**Information shown**
----

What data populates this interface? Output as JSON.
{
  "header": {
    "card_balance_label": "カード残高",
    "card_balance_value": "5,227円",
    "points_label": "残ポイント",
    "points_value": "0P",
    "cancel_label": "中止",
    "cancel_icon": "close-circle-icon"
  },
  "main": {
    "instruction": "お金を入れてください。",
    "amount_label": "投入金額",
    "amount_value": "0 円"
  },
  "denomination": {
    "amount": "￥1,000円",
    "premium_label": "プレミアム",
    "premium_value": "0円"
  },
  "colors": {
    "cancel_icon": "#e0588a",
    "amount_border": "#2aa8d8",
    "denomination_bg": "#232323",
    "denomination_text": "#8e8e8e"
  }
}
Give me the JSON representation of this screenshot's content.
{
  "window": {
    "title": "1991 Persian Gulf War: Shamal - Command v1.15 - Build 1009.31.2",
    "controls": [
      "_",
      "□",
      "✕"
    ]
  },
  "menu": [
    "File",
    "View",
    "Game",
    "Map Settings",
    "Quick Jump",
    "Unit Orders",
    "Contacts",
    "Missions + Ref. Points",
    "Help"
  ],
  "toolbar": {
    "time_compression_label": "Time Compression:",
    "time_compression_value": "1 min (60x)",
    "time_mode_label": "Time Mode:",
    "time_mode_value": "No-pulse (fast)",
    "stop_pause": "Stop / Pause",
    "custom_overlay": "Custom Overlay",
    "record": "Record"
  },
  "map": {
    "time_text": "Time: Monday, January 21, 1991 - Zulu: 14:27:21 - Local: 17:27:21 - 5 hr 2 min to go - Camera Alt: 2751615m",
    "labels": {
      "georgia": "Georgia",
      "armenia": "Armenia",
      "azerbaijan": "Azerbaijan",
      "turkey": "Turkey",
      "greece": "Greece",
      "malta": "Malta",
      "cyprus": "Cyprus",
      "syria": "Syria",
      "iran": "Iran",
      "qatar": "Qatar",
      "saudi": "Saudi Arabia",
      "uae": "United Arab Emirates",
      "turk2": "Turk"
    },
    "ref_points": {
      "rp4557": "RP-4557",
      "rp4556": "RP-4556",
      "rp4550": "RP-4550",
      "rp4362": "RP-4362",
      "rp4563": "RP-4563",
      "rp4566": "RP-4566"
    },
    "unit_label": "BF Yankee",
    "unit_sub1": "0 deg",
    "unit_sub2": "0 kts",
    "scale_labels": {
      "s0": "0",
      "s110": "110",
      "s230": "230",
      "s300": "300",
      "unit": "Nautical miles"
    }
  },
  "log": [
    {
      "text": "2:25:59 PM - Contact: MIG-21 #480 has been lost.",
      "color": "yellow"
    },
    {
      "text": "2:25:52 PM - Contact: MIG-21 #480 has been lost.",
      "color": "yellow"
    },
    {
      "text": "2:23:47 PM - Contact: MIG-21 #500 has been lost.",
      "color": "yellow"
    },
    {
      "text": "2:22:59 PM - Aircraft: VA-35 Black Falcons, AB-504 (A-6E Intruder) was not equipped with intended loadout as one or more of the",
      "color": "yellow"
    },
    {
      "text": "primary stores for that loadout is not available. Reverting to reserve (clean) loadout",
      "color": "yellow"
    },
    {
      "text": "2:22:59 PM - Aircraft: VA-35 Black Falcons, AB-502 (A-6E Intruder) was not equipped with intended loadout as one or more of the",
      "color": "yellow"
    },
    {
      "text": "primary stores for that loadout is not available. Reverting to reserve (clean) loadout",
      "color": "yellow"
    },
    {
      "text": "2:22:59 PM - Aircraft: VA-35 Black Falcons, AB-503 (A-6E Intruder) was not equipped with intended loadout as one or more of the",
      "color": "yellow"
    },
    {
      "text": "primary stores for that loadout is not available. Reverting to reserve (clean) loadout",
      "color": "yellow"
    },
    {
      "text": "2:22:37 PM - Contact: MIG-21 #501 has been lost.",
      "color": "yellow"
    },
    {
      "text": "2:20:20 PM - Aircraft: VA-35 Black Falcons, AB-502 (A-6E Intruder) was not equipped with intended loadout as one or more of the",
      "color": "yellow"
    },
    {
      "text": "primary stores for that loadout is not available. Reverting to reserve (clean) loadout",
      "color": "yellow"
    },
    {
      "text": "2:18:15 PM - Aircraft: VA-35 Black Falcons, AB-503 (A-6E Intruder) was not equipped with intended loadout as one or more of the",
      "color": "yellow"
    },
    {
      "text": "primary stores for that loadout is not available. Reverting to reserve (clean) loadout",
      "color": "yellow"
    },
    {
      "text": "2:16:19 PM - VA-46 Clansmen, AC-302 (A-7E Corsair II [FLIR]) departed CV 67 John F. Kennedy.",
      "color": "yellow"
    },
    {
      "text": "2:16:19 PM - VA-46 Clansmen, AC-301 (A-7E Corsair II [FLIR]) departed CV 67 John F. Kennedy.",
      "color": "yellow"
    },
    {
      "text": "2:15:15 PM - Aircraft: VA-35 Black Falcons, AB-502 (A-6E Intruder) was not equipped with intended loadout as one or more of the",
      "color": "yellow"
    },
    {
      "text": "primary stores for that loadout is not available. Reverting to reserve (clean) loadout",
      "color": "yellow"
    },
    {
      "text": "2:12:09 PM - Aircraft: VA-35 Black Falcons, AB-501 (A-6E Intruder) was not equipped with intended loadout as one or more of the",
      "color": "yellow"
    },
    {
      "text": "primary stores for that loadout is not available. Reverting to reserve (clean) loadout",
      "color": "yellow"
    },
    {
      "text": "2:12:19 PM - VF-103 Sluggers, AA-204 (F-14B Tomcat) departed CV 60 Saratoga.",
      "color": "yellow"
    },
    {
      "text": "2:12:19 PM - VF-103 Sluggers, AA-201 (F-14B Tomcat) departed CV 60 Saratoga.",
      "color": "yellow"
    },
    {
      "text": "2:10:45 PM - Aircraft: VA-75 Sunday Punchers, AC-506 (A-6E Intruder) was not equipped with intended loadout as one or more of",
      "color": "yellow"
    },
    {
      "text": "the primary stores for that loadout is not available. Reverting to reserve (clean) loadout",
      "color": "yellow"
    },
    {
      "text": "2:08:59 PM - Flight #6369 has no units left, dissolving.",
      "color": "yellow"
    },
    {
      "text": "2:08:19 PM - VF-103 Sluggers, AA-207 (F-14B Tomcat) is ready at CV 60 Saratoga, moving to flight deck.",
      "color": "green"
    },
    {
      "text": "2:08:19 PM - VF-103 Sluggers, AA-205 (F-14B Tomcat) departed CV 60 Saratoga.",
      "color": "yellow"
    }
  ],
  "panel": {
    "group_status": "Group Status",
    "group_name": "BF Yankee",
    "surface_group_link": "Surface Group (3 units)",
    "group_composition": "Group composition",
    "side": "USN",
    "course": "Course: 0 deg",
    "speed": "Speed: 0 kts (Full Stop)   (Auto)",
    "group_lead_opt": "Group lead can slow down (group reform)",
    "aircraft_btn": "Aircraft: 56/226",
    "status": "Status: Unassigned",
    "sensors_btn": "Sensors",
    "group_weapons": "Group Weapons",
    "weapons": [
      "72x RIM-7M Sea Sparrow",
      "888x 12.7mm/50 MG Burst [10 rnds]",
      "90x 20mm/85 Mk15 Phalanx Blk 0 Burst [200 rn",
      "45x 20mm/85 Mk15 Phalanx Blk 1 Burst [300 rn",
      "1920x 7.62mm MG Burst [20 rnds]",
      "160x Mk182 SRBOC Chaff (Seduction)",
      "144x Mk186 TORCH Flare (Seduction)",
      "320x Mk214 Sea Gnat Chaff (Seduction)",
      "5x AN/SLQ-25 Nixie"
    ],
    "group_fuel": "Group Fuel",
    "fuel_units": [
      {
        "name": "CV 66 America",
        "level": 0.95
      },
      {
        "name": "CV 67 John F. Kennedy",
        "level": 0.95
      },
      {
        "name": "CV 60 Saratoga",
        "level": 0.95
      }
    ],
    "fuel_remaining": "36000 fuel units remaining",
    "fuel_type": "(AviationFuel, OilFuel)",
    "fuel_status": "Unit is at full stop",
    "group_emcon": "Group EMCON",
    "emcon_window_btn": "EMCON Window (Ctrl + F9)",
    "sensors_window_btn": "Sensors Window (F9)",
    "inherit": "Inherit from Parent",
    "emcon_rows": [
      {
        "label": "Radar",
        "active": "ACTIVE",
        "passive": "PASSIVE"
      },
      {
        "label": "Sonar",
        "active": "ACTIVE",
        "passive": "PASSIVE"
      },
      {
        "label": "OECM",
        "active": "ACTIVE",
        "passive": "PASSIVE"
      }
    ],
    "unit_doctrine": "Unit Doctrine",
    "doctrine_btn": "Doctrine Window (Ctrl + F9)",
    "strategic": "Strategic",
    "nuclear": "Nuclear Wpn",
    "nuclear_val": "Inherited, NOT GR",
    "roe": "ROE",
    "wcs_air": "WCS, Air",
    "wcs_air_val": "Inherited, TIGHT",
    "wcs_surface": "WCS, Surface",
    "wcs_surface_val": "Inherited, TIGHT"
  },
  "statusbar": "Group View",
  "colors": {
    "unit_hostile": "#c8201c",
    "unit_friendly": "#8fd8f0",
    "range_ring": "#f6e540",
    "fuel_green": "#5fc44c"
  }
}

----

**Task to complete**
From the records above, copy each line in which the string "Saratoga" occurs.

**Your response**
      "text": "2:12:19 PM - VF-103 Sluggers, AA-204 (F-14B Tomcat) departed CV 60 Saratoga.",
      "text": "2:12:19 PM - VF-103 Sluggers, AA-201 (F-14B Tomcat) departed CV 60 Saratoga.",
      "text": "2:08:19 PM - VF-103 Sluggers, AA-207 (F-14B Tomcat) is ready at CV 60 Saratoga, moving to flight deck.",
      "text": "2:08:19 PM - VF-103 Sluggers, AA-205 (F-14B Tomcat) departed CV 60 Saratoga.",
        "name": "CV 60 Saratoga",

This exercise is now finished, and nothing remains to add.